I love the silky texture of a baked rich, creamy custard and the way it wobbles prettily on a plate. The bittersweet caramel that sits atop adds a real intensity. The deep, mellow flavour of Pedro Ximénez sherry – trickled over just before serving – is a lovely enhancement but you can serve the crème caramel just as it is if you prefer.
500g/1lb caster sugar
500ml/17fl oz whole milk
500ml/17fl oz double cream
2 large eggs
9 large egg yolks
6 tsp Pedro Ximénez, to serve
Preheat the oven to 160C/325F/Gas 3. Have ready six dariole moulds or ramekins (200ml/7fl oz capacity).
To make the caramel, put 300g/10oz of the sugar into a medium-sized, heavy-based pan and melt over a medium heat. Swirl the pan occasionally as the sugar begins to colour and remove from the heat as soon as the caramel is dark golden; this will take about five minutes. Don't let it darken too much, otherwise it will taste bitter. Quickly, but carefully (the caramel will be hot) spoon two tablespoons into the base of each mould. Stand the moulds in a roasting tin and set aside.
For the custard, pour the milk and cream into a saucepan and bring just to a simmer over a medium heat, then take off the heat. Meanwhile, lightly whisk the whole eggs, egg yolks and remaining sugar together in a bowl, just to combine. Slowly pour in the warm milk, whisking as you do so.
Pour the custard into a clean, heavy-based saucepan and stir over a very low heat with a wooden spoon for 10 minutes or so until it is thick enough to lightly coat the back of the spoon. Ladle the custard on to the caramel base in the prepared moulds, filling them almost to the rim.
Pour enough hot water into the roasting tin to come halfway up the side of the moulds. Cooking in this way, with a bain-marie, is a way of protecting a delicate dish (or individual dishes) from the direct, intense heat of the oven; it is also used to keep sauces warm once they are cooked. A bain-marie (literally a water-bath) surrounds the dishes with gentle steam.
Bake on the middle shelf of the oven for one hour. To test whether it is done, insert a small, sharp knife into the centre of one of the puddings; if it comes out clean, the custard is set. Leave the dishes in the bain-marie to cool slowly to room temperature, then take them out and chill in the fridge overnight.
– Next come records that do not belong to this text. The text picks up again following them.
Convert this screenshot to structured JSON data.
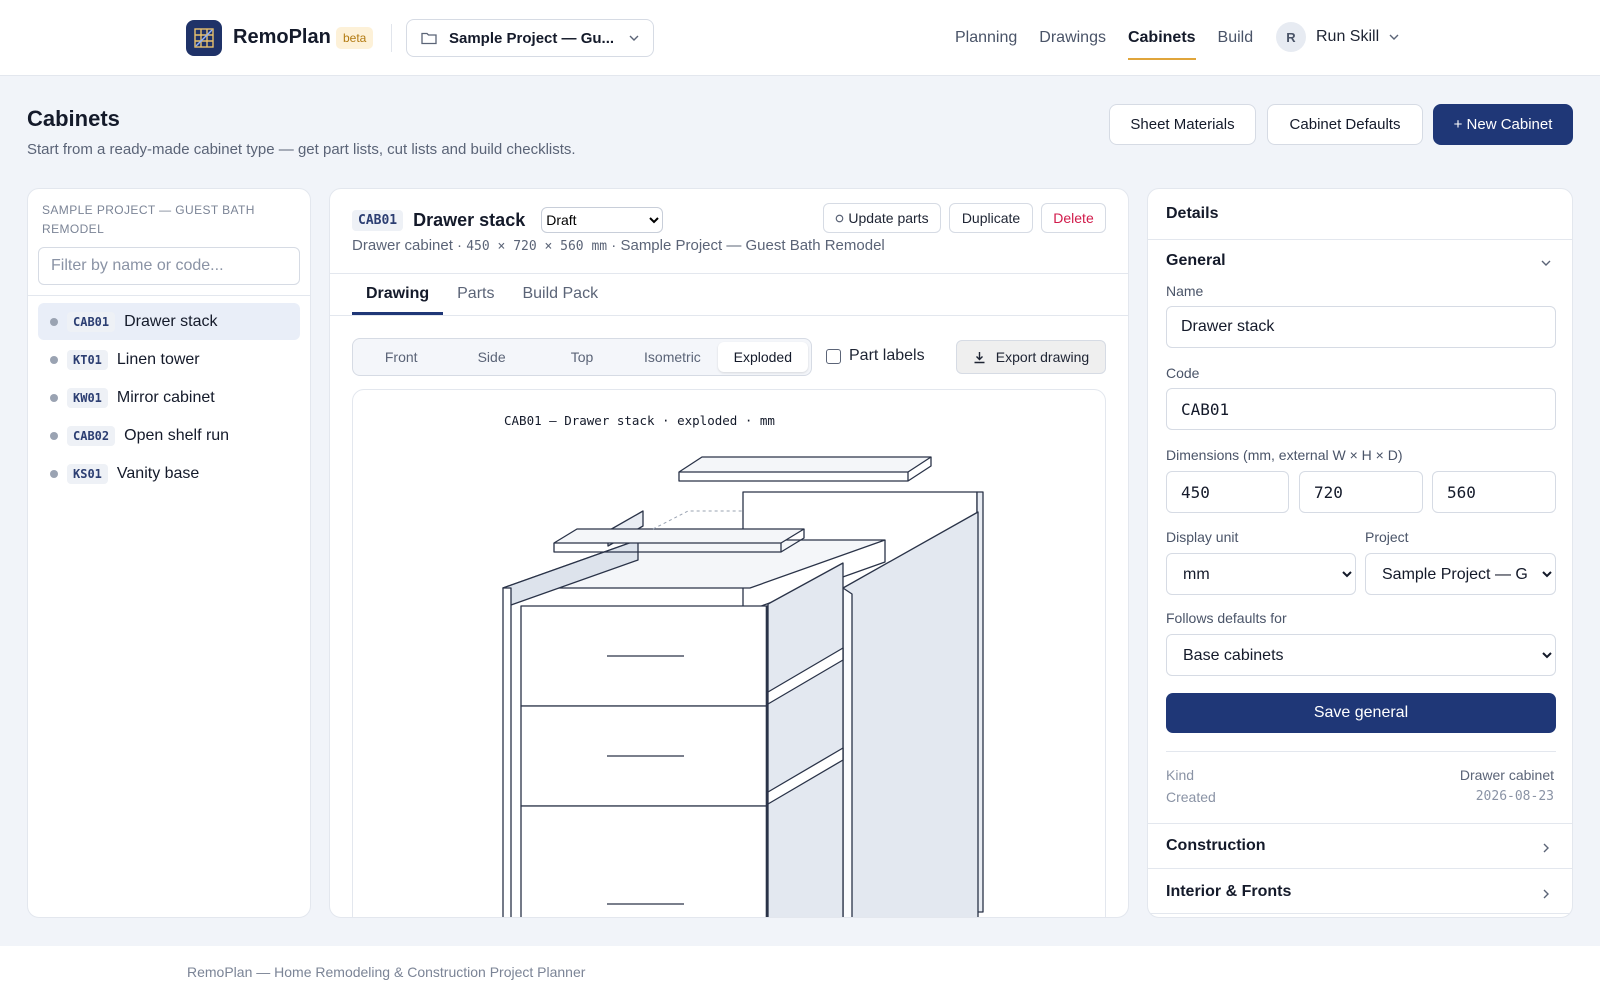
{
  "app": {
    "name": "RemoPlan",
    "badge": "beta"
  },
  "project_selector": {
    "label": "Sample Project — Gu..."
  },
  "nav": {
    "items": [
      "Planning",
      "Drawings",
      "Cabinets",
      "Build"
    ],
    "active": "Cabinets"
  },
  "user": {
    "initial": "R",
    "name": "Run Skill"
  },
  "header": {
    "title": "Cabinets",
    "subtitle": "Start from a ready-made cabinet type — get part lists, cut lists and build checklists.",
    "buttons": {
      "sheet_materials": "Sheet Materials",
      "cabinet_defaults": "Cabinet Defaults",
      "new_cabinet": "+ New Cabinet"
    }
  },
  "sidebar": {
    "project_title": "Sample Project — Guest Bath Remodel",
    "filter_placeholder": "Filter by name or code...",
    "cabinets": [
      {
        "code": "CAB01",
        "name": "Drawer stack"
      },
      {
        "code": "KT01",
        "name": "Linen tower"
      },
      {
        "code": "KW01",
        "name": "Mirror cabinet"
      },
      {
        "code": "CAB02",
        "name": "Open shelf run"
      },
      {
        "code": "KS01",
        "name": "Vanity base"
      }
    ]
  },
  "cabinet": {
    "code": "CAB01",
    "name": "Drawer stack",
    "status": "Draft",
    "kind": "Drawer cabinet",
    "dims_text": "450 × 720 × 560 mm",
    "project": "Sample Project — Guest Bath Remodel",
    "actions": {
      "update_parts": "Update parts",
      "duplicate": "Duplicate",
      "delete": "Delete"
    }
  },
  "tabs": [
    "Drawing",
    "Parts",
    "Build Pack"
  ],
  "active_tab": "Drawing",
  "drawing": {
    "views": [
      "Front",
      "Side",
      "Top",
      "Isometric",
      "Exploded"
    ],
    "active_view": "Exploded",
    "part_labels": "Part labels",
    "part_labels_checked": false,
    "export_label": "Export drawing",
    "caption": "CAB01 — Drawer stack · exploded · mm"
  },
  "details": {
    "heading": "Details",
    "general": {
      "title": "General",
      "name_label": "Name",
      "name_value": "Drawer stack",
      "code_label": "Code",
      "code_value": "CAB01",
      "dims_label": "Dimensions (mm, external W × H × D)",
      "width": "450",
      "height": "720",
      "depth": "560",
      "unit_label": "Display unit",
      "unit_value": "mm",
      "project_label": "Project",
      "project_value": "Sample Project — Guest Bath Remodel",
      "defaults_label": "Follows defaults for",
      "defaults_value": "Base cabinets",
      "save_label": "Save general",
      "kind_label": "Kind",
      "kind_value": "Drawer cabinet",
      "created_label": "Created",
      "created_value": "2026-08-23"
    },
    "construction": "Construction",
    "interior": "Interior & Fronts"
  },
  "footer": "RemoPlan — Home Remodeling & Construction Project Planner",
  "colors": {
    "primary": "#1f3777",
    "accent": "#e0a53b",
    "danger": "#d11a4a"
  }
}
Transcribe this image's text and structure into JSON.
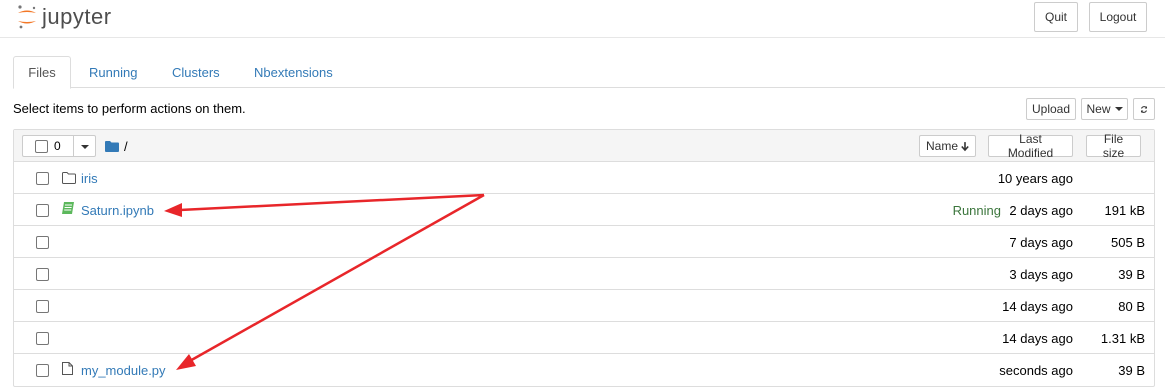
{
  "header": {
    "logo_text": "jupyter",
    "quit_label": "Quit",
    "logout_label": "Logout"
  },
  "tabs": [
    {
      "label": "Files",
      "active": true
    },
    {
      "label": "Running",
      "active": false
    },
    {
      "label": "Clusters",
      "active": false
    },
    {
      "label": "Nbextensions",
      "active": false
    }
  ],
  "toolbar": {
    "instructions": "Select items to perform actions on them.",
    "upload_label": "Upload",
    "new_label": "New",
    "refresh_icon": "refresh-icon"
  },
  "list_header": {
    "selected_count": "0",
    "path": "/",
    "sort_name_label": "Name",
    "sort_modified_label": "Last Modified",
    "sort_size_label": "File size"
  },
  "rows": [
    {
      "icon": "folder-icon",
      "name": "iris",
      "status": "",
      "modified": "10 years ago",
      "size": ""
    },
    {
      "icon": "notebook-icon",
      "name": "Saturn.ipynb",
      "status": "Running",
      "modified": "2 days ago",
      "size": "191 kB"
    },
    {
      "icon": "",
      "name": "",
      "status": "",
      "modified": "7 days ago",
      "size": "505 B"
    },
    {
      "icon": "",
      "name": "",
      "status": "",
      "modified": "3 days ago",
      "size": "39 B"
    },
    {
      "icon": "",
      "name": "",
      "status": "",
      "modified": "14 days ago",
      "size": "80 B"
    },
    {
      "icon": "",
      "name": "",
      "status": "",
      "modified": "14 days ago",
      "size": "1.31 kB"
    },
    {
      "icon": "file-icon",
      "name": "my_module.py",
      "status": "",
      "modified": "seconds ago",
      "size": "39 B"
    }
  ],
  "colors": {
    "link": "#337ab7",
    "running": "#3c763d",
    "annotation_arrow": "#e8262a",
    "logo_orange": "#f37726"
  }
}
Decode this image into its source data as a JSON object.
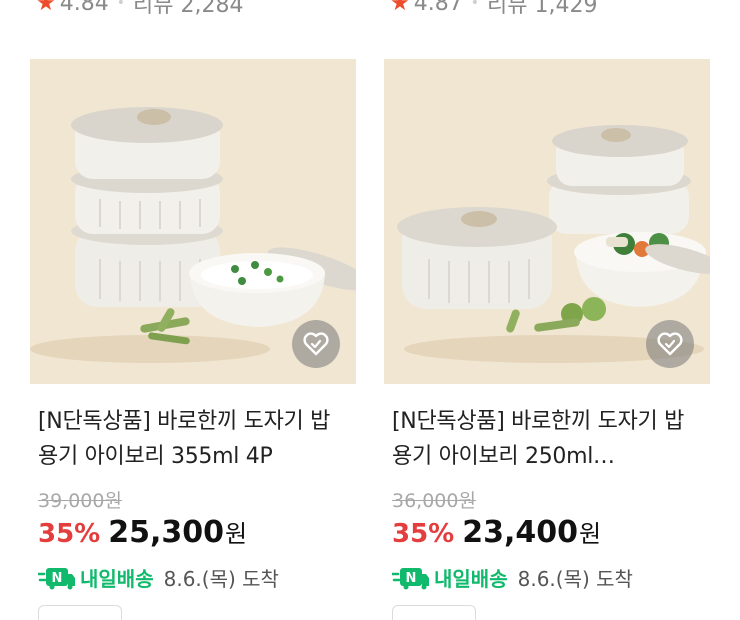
{
  "products": [
    {
      "rating": "4.84",
      "review_label": "리뷰 2,284",
      "title": "[N단독상품] 바로한끼 도자기 밥용기 아이보리 355ml 4P",
      "original_price": "39,000원",
      "discount": "35%",
      "price": "25,300",
      "currency": "원",
      "delivery_label": "내일배송",
      "delivery_date": "8.6.(목) 도착"
    },
    {
      "rating": "4.87",
      "review_label": "리뷰 1,429",
      "title": "[N단독상품] 바로한끼 도자기 밥용기 아이보리 250ml…",
      "original_price": "36,000원",
      "discount": "35%",
      "price": "23,400",
      "currency": "원",
      "delivery_label": "내일배송",
      "delivery_date": "8.6.(목) 도착"
    }
  ],
  "colors": {
    "accent_red": "#e33d3d",
    "star": "#ee4d2d",
    "delivery_green": "#10b96b",
    "image_background": "#f1e6d2"
  },
  "icons": {
    "rating": "star-icon",
    "wishlist": "heart-icon",
    "delivery": "n-delivery-truck-icon"
  }
}
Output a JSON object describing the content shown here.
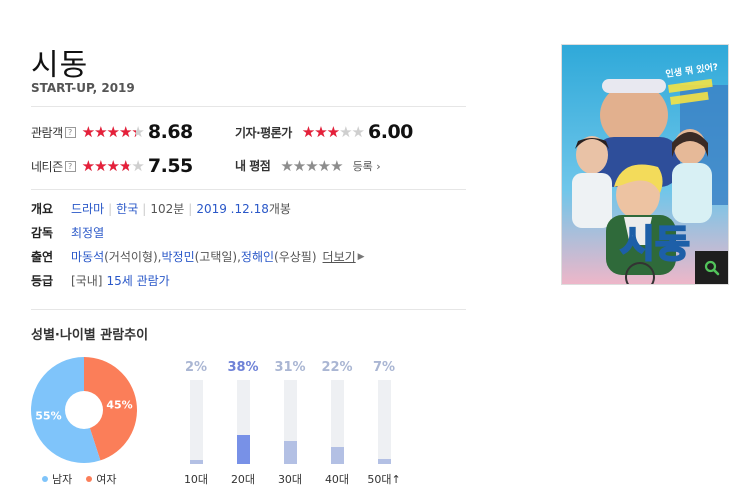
{
  "movie": {
    "title": "시동",
    "subtitle": "START-UP, 2019"
  },
  "ratings": {
    "audience": {
      "label": "관람객",
      "help": "?",
      "score": "8.68",
      "value": 8.68
    },
    "critic": {
      "label": "기자·평론가",
      "score": "6.00",
      "value": 6.0
    },
    "netizen": {
      "label": "네티즌",
      "help": "?",
      "score": "7.55",
      "value": 7.55
    },
    "mine": {
      "label": "내 평점",
      "register": "등록"
    }
  },
  "info": {
    "overview_label": "개요",
    "genre": "드라마",
    "country": "한국",
    "runtime": "102분",
    "release_date": "2019 .12.18",
    "release_suffix": " 개봉",
    "director_label": "감독",
    "director": "최정열",
    "cast_label": "출연",
    "cast": [
      {
        "name": "마동석",
        "role": "(거석이형)"
      },
      {
        "name": "박정민",
        "role": "(고택일)"
      },
      {
        "name": "정해인",
        "role": "(우상필)"
      }
    ],
    "more": "더보기",
    "grade_label": "등급",
    "grade_prefix": "[국내]",
    "grade": "15세 관람가"
  },
  "poster": {
    "tagline": "인생 뭐 있어?",
    "title_text": "시동",
    "zoom_icon": "search-icon"
  },
  "chart_section_title": "성별·나이별 관람추이",
  "chart_data": [
    {
      "type": "pie",
      "categories": [
        "남자",
        "여자"
      ],
      "values": [
        55,
        45
      ],
      "labels": [
        "55%",
        "45%"
      ],
      "colors": [
        "#7fc4fa",
        "#fb7e59"
      ],
      "legend": "bottom"
    },
    {
      "type": "bar",
      "categories": [
        "10대",
        "20대",
        "30대",
        "40대",
        "50대↑"
      ],
      "values": [
        2,
        38,
        31,
        22,
        7
      ],
      "labels": [
        "2%",
        "38%",
        "31%",
        "22%",
        "7%"
      ],
      "highlight": "20대",
      "ylim": [
        0,
        100
      ],
      "colors": {
        "normal": "#b3c0e4",
        "highlight": "#7891e7",
        "track": "#eef0f3"
      }
    }
  ]
}
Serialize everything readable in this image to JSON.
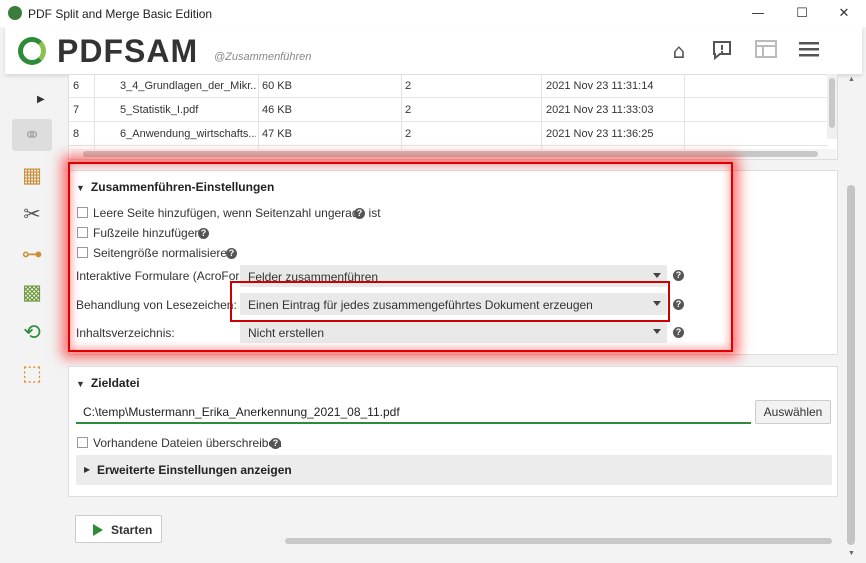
{
  "window": {
    "title": "PDF Split and Merge Basic Edition",
    "minimize": "—",
    "maximize": "☐",
    "close": "✕"
  },
  "header": {
    "brand": "PDFSAM",
    "module": "@Zusammenführen",
    "icons": [
      "home-icon",
      "feedback-icon",
      "dashboard-icon",
      "menu-icon"
    ]
  },
  "sidebar": {
    "items": [
      {
        "name": "merge-icon",
        "active": true
      },
      {
        "name": "split-icon"
      },
      {
        "name": "scissors-icon"
      },
      {
        "name": "split-by-bookmarks-icon"
      },
      {
        "name": "alternate-mix-icon"
      },
      {
        "name": "rotate-icon"
      },
      {
        "name": "extract-icon"
      }
    ]
  },
  "file_table": {
    "rows": [
      {
        "index": "6",
        "name": "3_4_Grundlagen_der_Mikr...",
        "size": "60 KB",
        "pages": "2",
        "modified": "2021 Nov 23 11:31:14"
      },
      {
        "index": "7",
        "name": "5_Statistik_I.pdf",
        "size": "46 KB",
        "pages": "2",
        "modified": "2021 Nov 23 11:33:03"
      },
      {
        "index": "8",
        "name": "6_Anwendung_wirtschafts...",
        "size": "47 KB",
        "pages": "2",
        "modified": "2021 Nov 23 11:36:25"
      }
    ]
  },
  "merge_settings": {
    "title": "Zusammenführen-Einstellungen",
    "blank_page": "Leere Seite hinzufügen, wenn Seitenzahl ungerade ist",
    "footer": "Fußzeile hinzufügen",
    "normalize": "Seitengröße normalisieren",
    "forms_label": "Interaktive Formulare (AcroForms):",
    "forms_value": "Felder zusammenführen",
    "bookmarks_label": "Behandlung von Lesezeichen:",
    "bookmarks_value": "Einen Eintrag für jedes zusammengeführtes Dokument erzeugen",
    "toc_label": "Inhaltsverzeichnis:",
    "toc_value": "Nicht erstellen",
    "help": "?"
  },
  "destination": {
    "title": "Zieldatei",
    "path": "C:\\temp\\Mustermann_Erika_Anerkennung_2021_08_11.pdf",
    "browse": "Auswählen",
    "overwrite": "Vorhandene Dateien überschreiben",
    "advanced": "Erweiterte Einstellungen anzeigen"
  },
  "run": {
    "start": "Starten"
  },
  "colors": {
    "accent": "#2e8b3a",
    "highlight": "#dd0000"
  }
}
To serve, run a knife around the inside of each mould and invert on to a plate – the set custards should slip out easily. Spoon a teaspoonful or so of sherry over the top of each one and serve.Reuse content